**EXERCISE:** Please copy every line of the records below that holds the word "here".

Stored items
↓

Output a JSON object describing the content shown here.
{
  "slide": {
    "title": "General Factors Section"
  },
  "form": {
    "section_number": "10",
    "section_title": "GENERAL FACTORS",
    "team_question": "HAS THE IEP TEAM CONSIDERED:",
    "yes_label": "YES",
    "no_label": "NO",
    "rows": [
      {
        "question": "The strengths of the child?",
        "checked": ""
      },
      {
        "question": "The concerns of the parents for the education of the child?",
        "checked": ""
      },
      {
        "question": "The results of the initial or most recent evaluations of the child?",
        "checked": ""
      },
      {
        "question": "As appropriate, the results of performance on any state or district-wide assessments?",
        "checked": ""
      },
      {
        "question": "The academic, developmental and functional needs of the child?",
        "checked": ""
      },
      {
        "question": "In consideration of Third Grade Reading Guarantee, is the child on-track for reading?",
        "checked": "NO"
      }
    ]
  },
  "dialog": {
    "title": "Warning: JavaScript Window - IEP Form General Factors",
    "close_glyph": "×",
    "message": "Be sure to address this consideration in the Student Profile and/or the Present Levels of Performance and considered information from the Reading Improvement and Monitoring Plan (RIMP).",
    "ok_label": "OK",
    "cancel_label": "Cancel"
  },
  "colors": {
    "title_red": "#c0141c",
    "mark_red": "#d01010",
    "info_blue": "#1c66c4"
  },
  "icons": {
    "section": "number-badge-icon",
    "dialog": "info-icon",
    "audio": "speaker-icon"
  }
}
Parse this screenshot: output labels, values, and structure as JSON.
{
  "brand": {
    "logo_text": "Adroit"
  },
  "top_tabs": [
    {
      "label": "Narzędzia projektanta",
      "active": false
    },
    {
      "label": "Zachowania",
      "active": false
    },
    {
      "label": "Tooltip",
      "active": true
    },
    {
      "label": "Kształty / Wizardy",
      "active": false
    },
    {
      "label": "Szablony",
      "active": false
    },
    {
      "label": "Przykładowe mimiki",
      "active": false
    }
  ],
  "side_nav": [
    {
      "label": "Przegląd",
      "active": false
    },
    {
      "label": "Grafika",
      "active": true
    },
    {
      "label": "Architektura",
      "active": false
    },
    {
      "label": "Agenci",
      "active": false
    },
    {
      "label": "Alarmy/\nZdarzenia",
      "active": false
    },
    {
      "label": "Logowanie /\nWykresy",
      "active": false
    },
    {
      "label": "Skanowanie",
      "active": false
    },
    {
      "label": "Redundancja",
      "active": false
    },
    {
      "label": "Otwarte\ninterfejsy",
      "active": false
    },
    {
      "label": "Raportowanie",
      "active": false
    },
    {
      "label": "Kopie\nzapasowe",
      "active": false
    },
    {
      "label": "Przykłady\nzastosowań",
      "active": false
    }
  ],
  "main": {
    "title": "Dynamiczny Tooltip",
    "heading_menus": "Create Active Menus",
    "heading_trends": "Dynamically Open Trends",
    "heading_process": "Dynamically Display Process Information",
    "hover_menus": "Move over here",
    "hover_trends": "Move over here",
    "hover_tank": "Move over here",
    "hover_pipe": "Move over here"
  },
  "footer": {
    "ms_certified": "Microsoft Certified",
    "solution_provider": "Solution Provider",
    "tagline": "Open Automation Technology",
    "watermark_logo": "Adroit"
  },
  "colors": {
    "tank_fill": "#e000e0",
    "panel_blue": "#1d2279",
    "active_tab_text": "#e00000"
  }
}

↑

**SOLUTION FOR THIS PROBLEM:**
Output a JSON object describing the content shown here.
    "hover_menus": "Move over here",
    "hover_trends": "Move over here",
    "hover_tank": "Move over here",
    "hover_pipe": "Move over here"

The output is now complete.